» Prompt
All lines in the data below carrying the string "부르키나" are to be located and copied.

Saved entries
"""
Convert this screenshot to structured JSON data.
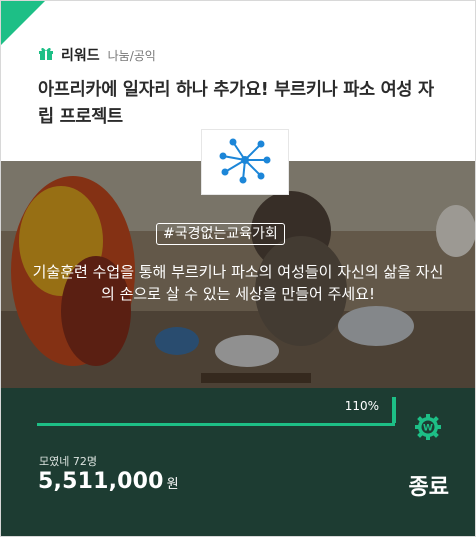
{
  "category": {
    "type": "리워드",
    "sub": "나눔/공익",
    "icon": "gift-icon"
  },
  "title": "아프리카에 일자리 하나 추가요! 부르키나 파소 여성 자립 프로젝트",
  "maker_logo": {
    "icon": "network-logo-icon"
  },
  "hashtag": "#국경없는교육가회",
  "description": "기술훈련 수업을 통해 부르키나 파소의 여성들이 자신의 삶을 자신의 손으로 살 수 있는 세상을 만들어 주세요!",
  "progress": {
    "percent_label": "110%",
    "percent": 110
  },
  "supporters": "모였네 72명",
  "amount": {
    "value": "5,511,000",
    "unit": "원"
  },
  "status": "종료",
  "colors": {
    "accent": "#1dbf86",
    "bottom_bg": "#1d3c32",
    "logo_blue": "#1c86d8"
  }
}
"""
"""
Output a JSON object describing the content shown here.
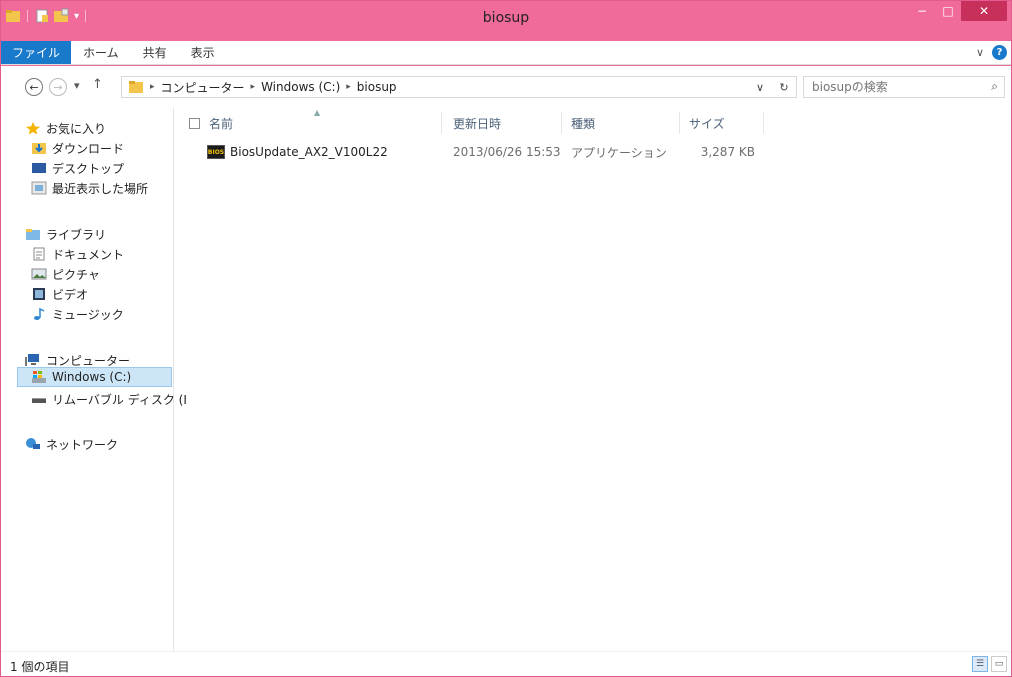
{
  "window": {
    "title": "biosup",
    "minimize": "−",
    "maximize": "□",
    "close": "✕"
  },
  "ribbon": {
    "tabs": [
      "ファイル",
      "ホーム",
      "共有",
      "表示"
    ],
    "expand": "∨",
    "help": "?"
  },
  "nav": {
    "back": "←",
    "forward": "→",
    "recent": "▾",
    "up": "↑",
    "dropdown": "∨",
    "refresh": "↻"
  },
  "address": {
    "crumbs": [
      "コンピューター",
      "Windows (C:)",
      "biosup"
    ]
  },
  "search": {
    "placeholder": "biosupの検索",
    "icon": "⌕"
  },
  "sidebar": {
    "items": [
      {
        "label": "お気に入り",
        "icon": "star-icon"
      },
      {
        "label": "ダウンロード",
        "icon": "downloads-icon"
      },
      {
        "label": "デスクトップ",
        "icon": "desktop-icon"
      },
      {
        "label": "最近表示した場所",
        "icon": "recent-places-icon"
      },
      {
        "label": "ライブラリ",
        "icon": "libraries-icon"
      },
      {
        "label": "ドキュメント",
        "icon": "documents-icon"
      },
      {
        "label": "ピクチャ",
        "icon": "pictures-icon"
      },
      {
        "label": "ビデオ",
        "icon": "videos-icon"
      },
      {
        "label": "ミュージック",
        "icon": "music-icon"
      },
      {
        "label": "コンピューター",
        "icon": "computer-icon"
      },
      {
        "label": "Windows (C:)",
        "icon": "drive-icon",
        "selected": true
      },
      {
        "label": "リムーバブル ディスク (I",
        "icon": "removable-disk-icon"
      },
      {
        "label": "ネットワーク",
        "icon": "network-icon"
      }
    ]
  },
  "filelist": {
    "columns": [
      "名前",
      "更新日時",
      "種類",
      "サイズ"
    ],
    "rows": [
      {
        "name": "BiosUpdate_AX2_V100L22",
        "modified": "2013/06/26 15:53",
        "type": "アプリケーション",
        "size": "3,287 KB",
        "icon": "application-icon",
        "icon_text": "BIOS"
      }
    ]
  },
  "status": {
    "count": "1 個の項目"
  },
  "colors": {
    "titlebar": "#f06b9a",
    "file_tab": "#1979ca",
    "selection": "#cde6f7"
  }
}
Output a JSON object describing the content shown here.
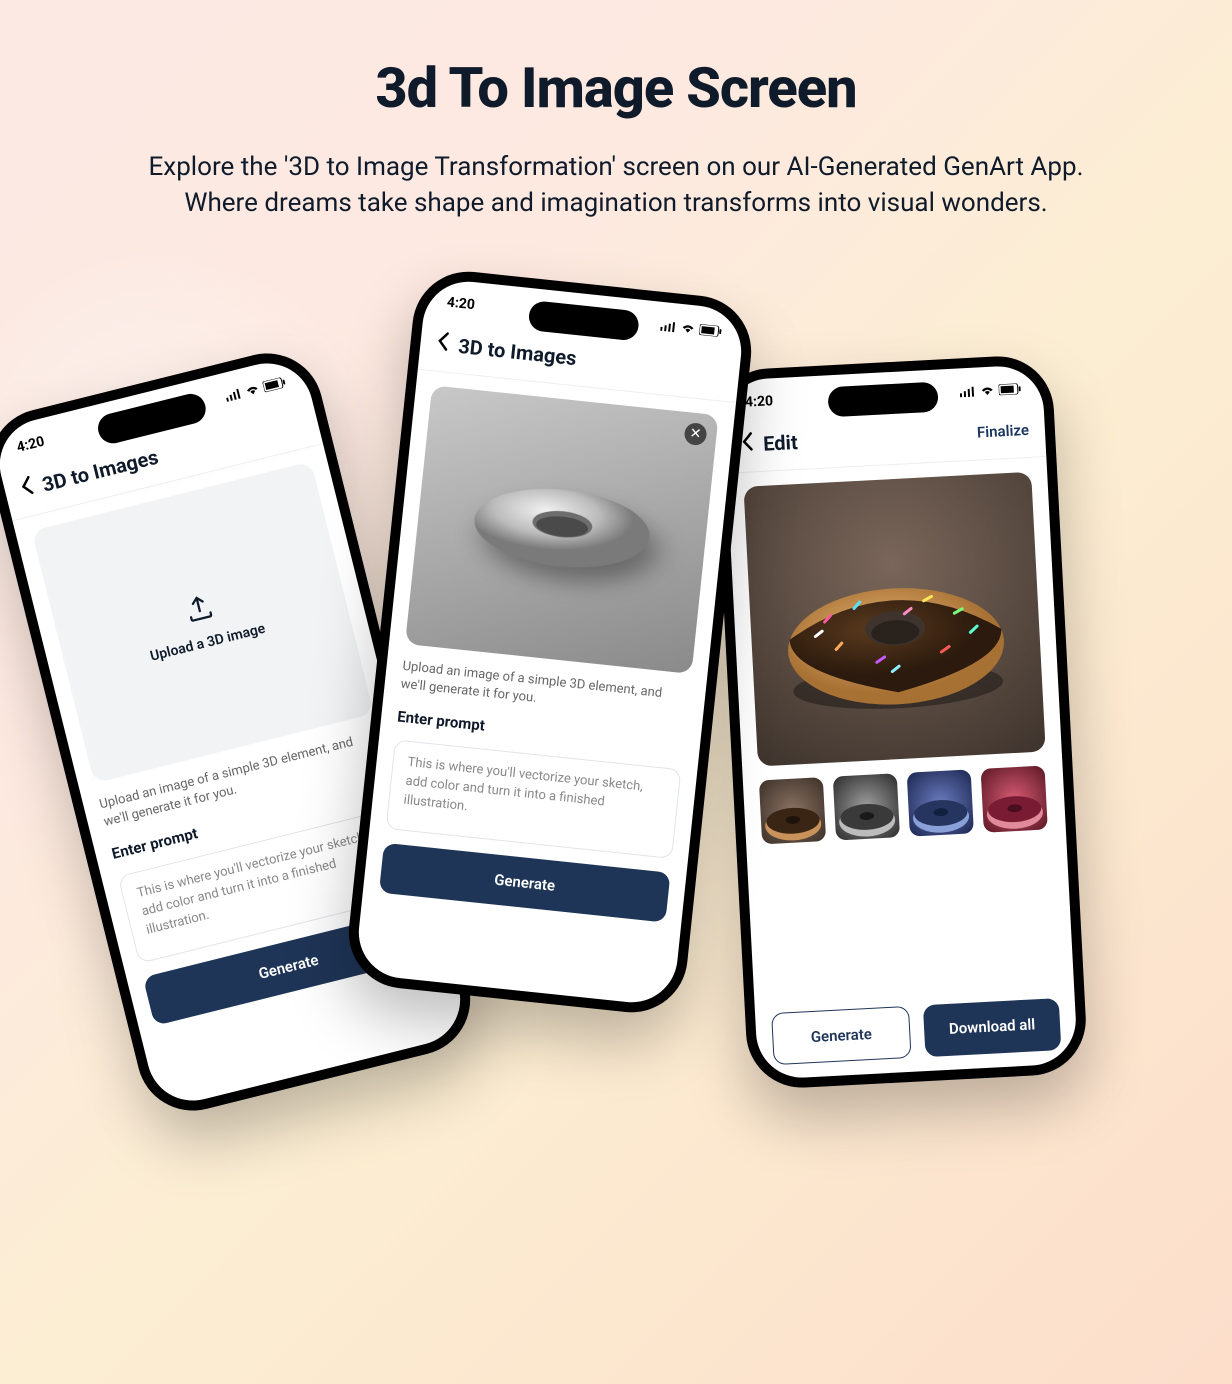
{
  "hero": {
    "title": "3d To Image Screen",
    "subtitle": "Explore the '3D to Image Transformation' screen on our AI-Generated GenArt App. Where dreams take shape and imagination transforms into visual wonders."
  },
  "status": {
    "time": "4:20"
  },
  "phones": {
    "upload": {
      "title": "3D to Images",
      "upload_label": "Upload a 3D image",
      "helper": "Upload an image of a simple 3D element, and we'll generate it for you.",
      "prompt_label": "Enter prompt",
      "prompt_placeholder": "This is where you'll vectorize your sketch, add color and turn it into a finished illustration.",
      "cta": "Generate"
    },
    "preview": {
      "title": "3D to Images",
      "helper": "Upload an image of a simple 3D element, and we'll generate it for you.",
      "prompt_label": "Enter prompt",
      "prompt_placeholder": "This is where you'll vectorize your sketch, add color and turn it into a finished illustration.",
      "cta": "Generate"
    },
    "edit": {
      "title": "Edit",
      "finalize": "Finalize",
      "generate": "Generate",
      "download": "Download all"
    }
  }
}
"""
» Result
  "title": "아프리카에 일자리 하나 추가요! 부르키나 파소 여성 자립 프로젝트",
  "description": "기술훈련 수업을 통해 부르키나 파소의 여성들이 자신의 삶을 자신의 손으로 살 수 있는 세상을 만들어 주세요!",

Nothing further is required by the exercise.